# WHAT IS BEING ASKED
Restate the entries word for word, leaving nothing out.

# MATERIAL SHOWN

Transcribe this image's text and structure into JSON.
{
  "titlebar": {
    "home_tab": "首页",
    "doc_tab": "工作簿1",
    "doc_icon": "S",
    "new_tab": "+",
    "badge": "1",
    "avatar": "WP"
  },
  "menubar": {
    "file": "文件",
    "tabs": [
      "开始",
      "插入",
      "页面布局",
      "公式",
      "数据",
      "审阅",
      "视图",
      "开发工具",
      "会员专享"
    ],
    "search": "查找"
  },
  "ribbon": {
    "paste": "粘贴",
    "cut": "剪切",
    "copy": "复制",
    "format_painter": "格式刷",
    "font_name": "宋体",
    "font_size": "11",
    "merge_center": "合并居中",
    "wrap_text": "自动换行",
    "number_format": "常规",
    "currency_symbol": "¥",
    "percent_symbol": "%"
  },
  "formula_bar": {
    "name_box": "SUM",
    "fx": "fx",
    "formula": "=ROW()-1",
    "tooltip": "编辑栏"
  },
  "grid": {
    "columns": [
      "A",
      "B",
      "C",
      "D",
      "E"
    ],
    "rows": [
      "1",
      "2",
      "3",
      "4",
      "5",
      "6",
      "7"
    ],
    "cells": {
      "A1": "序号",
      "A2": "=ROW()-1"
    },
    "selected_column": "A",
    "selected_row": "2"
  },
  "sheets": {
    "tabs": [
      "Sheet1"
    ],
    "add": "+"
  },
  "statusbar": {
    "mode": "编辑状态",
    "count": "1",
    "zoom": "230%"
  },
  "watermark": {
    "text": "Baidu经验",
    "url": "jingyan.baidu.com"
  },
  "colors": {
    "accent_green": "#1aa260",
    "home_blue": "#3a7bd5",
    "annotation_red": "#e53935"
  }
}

# OUTPUT FOR THIS EXERCISE
Transcribe this image's text and structure into JSON.
{
  "titlebar": {
    "home_tab": "首页",
    "doc_tab": "工作簿1",
    "doc_icon": "S",
    "new_tab": "+",
    "badge": "1",
    "avatar": "WP"
  },
  "menubar": {
    "file": "文件",
    "tabs": [
      "开始",
      "插入",
      "页面布局",
      "公式",
      "数据",
      "审阅",
      "视图",
      "开发工具",
      "会员专享"
    ],
    "search": "查找"
  },
  "ribbon": {
    "paste": "粘贴",
    "cut": "剪切",
    "copy": "复制",
    "format_painter": "格式刷",
    "font_name": "宋体",
    "font_size": "11",
    "merge_center": "合并居中",
    "wrap_text": "自动换行",
    "number_format": "常规",
    "currency_symbol": "¥",
    "percent_symbol": "%"
  },
  "formula_bar": {
    "name_box": "SUM",
    "fx": "fx",
    "formula": "=ROW()-1",
    "tooltip": "编辑栏"
  },
  "grid": {
    "columns": [
      "A",
      "B",
      "C",
      "D",
      "E"
    ],
    "rows": [
      "1",
      "2",
      "3",
      "4",
      "5",
      "6",
      "7"
    ],
    "cells": {
      "A1": "序号",
      "A2": "=ROW()-1"
    },
    "selected_column": "A",
    "selected_row": "2"
  },
  "sheets": {
    "tabs": [
      "Sheet1"
    ],
    "add": "+"
  },
  "statusbar": {
    "mode": "编辑状态",
    "count": "1",
    "zoom": "230%"
  },
  "watermark": {
    "text": "Baidu经验",
    "url": "jingyan.baidu.com"
  },
  "colors": {
    "accent_green": "#1aa260",
    "home_blue": "#3a7bd5",
    "annotation_red": "#e53935"
  }
}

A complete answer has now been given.